With further development of catastrophe risk securitisation techniques, the limited capacity of the reinsurance industry can be augmented many-fold by capacity available from the capital markets. This will benefit the capital markets by expanding its exposure to an asset class that bears little or no correlation to other investments. With the reduction in transaction costs involved in issuance of insurance-linked securities (ILS), securitisation of insurance risk should become no different from that of credit risk. With these developments in the ILS market, reinsurers will increasingly play the role of risk underwriters and conduits between insured and investors rather than that of risk warehouses.
In the age of climate change the industry also has a social responsibility to encourage more sustainable carbon emission habits among its clients as well as their commitment to disaster risk reduction. To reward sustainable energy consumption and prudent risk management on the part of the insured, the industry may consider a combination of pricing incentives. One idea to consider is the introduction of an universal insurance premium surcharge/credit (mandated by national insurance regulators) linked to the carbon footprint of the insured – the higher the emissions the higher the surcharge. The collected premium surcharge could then be used to reduce the premium for weather-related coverage (eg flood or wind) to insureds with the lowest carbon footprint.
The new age of climate change offers enormous business opportunities for the global insurance and reinsurance industry, due to the growing interest of the general public and governments in protecting themselves against the vagaries of weather. These business opportunities however may prove to be illusive in the absence of innovation and the ability of the industry to change along with the planet’s climate.
Eugene Gurenko is lead insurance and risk management specialist at the World Bank.

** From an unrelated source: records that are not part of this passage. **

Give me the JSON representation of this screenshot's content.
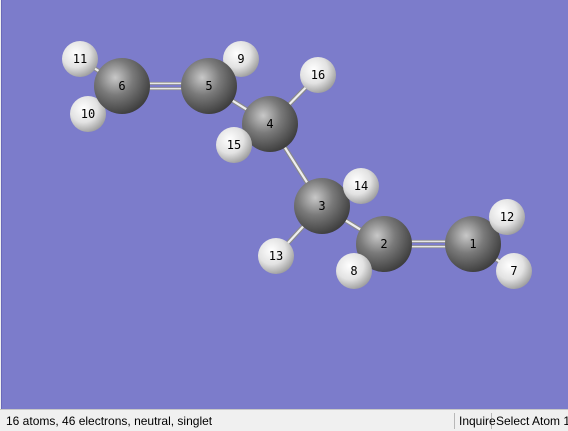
{
  "viewer": {
    "background": "#7c7ccb",
    "atom_color_carbon": "#747474",
    "atom_color_hydrogen": "#e8e8e8",
    "atoms": [
      {
        "label": "1",
        "element": "C"
      },
      {
        "label": "2",
        "element": "C"
      },
      {
        "label": "3",
        "element": "C"
      },
      {
        "label": "4",
        "element": "C"
      },
      {
        "label": "5",
        "element": "C"
      },
      {
        "label": "6",
        "element": "C"
      },
      {
        "label": "7",
        "element": "H"
      },
      {
        "label": "8",
        "element": "H"
      },
      {
        "label": "9",
        "element": "H"
      },
      {
        "label": "10",
        "element": "H"
      },
      {
        "label": "11",
        "element": "H"
      },
      {
        "label": "12",
        "element": "H"
      },
      {
        "label": "13",
        "element": "H"
      },
      {
        "label": "14",
        "element": "H"
      },
      {
        "label": "15",
        "element": "H"
      },
      {
        "label": "16",
        "element": "H"
      }
    ],
    "bonds": [
      {
        "a": "1",
        "b": "2",
        "order": 2
      },
      {
        "a": "2",
        "b": "3",
        "order": 1
      },
      {
        "a": "3",
        "b": "4",
        "order": 1
      },
      {
        "a": "4",
        "b": "5",
        "order": 1
      },
      {
        "a": "5",
        "b": "6",
        "order": 2
      },
      {
        "a": "1",
        "b": "7",
        "order": 1
      },
      {
        "a": "1",
        "b": "12",
        "order": 1
      },
      {
        "a": "2",
        "b": "8",
        "order": 1
      },
      {
        "a": "3",
        "b": "13",
        "order": 1
      },
      {
        "a": "3",
        "b": "14",
        "order": 1
      },
      {
        "a": "4",
        "b": "15",
        "order": 1
      },
      {
        "a": "4",
        "b": "16",
        "order": 1
      },
      {
        "a": "5",
        "b": "9",
        "order": 1
      },
      {
        "a": "6",
        "b": "10",
        "order": 1
      },
      {
        "a": "6",
        "b": "11",
        "order": 1
      }
    ]
  },
  "statusbar": {
    "info": "16 atoms, 46 electrons, neutral, singlet",
    "mode": "Inquire",
    "action": "Select Atom 1"
  }
}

Catastrophe insurance penetration for homeowners in selected disaster prone countries
Country/region Disaster insurance coverage
(% of insurable homes)
Southeastern Europe <5%
New Zealand 90%